-- TASK --
Find each line of the entries with the string "ffec", please, and copy it.

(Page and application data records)
++++++++++

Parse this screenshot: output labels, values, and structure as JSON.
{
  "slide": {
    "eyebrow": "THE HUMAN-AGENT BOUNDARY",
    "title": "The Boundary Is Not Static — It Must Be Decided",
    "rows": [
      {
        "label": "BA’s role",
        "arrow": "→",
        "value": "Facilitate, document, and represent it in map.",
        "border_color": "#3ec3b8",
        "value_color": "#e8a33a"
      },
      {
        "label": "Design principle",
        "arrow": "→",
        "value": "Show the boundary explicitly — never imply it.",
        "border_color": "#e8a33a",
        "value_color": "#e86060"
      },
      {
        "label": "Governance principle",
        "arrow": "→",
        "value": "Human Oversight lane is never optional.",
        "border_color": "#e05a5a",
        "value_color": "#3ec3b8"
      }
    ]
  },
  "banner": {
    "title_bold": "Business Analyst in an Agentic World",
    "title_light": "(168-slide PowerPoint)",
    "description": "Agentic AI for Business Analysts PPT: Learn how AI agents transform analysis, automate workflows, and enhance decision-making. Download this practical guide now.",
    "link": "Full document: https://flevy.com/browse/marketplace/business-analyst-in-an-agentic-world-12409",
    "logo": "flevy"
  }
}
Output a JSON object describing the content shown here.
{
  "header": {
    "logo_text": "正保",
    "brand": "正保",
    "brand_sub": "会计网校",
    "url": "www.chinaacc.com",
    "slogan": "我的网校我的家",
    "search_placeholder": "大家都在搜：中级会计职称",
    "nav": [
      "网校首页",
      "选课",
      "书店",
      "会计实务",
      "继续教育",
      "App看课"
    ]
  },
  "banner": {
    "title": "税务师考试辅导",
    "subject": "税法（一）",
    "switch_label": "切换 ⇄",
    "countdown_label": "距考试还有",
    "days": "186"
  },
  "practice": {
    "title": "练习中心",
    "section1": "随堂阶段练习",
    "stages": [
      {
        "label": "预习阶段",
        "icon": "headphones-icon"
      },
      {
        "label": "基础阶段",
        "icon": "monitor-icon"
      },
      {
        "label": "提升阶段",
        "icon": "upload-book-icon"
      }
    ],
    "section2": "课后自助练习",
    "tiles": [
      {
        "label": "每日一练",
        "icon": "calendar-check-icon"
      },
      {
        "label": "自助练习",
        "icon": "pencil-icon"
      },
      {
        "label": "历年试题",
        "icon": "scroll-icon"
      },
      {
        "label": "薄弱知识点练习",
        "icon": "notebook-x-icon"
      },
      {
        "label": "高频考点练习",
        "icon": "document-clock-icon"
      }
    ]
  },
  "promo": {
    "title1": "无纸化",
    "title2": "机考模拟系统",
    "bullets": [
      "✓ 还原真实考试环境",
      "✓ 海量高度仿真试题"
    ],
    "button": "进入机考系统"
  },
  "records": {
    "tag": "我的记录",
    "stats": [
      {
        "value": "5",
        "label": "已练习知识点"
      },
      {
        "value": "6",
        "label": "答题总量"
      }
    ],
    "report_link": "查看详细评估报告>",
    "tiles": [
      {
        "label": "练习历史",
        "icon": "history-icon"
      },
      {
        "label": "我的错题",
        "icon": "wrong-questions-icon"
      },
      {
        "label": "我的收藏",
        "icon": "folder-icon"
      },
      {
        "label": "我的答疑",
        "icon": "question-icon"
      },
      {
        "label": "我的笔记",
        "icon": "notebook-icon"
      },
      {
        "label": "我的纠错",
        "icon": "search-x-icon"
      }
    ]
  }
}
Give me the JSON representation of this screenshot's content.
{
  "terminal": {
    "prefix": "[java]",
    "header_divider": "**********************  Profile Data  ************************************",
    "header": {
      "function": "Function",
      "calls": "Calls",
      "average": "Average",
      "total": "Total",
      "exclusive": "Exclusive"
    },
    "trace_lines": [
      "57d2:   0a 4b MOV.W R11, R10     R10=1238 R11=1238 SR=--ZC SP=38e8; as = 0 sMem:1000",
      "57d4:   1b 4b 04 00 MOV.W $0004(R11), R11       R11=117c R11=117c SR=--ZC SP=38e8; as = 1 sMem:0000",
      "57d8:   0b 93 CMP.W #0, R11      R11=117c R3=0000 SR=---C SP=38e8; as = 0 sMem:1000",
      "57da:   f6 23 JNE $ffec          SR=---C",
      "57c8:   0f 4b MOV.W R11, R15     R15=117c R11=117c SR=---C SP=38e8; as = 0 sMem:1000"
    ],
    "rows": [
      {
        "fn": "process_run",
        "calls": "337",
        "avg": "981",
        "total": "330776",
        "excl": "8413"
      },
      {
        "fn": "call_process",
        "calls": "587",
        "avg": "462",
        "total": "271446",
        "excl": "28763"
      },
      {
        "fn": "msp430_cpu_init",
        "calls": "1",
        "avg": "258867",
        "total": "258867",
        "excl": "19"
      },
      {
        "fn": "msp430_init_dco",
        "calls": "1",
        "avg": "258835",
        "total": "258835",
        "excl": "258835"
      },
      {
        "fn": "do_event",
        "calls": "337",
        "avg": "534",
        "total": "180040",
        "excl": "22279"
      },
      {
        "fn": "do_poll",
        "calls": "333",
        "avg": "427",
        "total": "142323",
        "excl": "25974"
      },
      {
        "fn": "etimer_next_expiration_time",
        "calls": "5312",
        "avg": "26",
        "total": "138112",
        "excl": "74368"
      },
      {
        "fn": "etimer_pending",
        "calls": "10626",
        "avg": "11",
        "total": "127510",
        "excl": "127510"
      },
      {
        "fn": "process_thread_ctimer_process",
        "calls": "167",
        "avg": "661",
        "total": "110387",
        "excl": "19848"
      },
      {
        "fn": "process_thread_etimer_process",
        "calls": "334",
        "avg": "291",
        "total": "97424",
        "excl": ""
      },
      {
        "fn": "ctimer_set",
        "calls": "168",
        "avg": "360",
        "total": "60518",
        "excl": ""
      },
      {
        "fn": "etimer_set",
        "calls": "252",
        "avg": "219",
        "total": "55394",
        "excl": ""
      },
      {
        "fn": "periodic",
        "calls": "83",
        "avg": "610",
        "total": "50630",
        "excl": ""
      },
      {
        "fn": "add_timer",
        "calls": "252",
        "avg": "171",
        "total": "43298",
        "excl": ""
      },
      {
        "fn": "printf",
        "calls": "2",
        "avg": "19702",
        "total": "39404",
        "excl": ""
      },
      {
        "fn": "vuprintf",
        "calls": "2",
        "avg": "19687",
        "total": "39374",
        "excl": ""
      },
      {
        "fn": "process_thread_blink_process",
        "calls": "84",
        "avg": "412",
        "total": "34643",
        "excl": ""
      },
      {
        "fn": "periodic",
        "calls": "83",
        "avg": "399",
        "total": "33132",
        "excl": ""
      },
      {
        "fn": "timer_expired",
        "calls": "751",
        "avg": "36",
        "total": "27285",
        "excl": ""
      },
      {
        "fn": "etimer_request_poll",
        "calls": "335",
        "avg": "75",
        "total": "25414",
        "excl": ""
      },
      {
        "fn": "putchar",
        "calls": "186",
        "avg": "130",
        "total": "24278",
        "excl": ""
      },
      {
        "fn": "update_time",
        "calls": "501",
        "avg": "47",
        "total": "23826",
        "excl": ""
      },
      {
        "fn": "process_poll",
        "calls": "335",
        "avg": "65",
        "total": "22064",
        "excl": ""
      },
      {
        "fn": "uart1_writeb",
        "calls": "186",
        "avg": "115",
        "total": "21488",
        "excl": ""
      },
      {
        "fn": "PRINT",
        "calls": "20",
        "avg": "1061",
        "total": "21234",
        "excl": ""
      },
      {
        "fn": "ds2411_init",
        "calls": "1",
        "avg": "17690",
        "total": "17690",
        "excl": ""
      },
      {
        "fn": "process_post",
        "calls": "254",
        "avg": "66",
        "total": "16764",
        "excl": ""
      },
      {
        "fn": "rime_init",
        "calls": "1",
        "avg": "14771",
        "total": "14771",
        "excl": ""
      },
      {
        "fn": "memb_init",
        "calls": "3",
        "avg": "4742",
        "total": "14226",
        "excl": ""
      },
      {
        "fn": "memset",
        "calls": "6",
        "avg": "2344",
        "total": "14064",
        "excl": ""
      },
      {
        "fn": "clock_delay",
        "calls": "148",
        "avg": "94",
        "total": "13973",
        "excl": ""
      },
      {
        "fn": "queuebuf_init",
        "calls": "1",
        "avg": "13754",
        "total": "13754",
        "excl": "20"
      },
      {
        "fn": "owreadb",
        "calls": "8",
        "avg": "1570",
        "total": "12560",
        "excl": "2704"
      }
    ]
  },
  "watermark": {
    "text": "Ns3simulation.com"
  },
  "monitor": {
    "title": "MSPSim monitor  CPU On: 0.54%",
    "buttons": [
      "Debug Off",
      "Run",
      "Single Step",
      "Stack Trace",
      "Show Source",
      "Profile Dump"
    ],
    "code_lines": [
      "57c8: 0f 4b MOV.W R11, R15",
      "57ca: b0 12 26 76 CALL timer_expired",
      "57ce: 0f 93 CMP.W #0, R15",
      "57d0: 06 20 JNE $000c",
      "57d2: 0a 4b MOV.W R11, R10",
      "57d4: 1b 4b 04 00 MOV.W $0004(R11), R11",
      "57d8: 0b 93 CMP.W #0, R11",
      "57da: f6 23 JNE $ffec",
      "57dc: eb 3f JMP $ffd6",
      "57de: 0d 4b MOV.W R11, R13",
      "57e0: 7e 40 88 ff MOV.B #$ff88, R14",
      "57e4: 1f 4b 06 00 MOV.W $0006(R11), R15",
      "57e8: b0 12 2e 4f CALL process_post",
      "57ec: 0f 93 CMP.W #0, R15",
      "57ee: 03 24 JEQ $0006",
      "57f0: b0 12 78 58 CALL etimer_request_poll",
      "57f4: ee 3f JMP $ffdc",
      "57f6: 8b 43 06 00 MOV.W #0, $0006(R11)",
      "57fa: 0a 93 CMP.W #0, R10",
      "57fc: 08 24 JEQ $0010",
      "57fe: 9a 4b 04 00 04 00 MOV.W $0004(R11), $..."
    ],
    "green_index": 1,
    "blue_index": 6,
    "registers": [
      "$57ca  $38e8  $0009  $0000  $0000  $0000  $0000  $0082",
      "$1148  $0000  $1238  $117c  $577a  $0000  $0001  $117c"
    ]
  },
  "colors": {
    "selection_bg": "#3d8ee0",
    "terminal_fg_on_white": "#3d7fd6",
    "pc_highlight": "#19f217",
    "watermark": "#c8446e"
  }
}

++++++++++

-- SOLUTION --
      "57da:   f6 23 JNE $ffec          SR=---C",
      "57da: f6 23 JNE $ffec",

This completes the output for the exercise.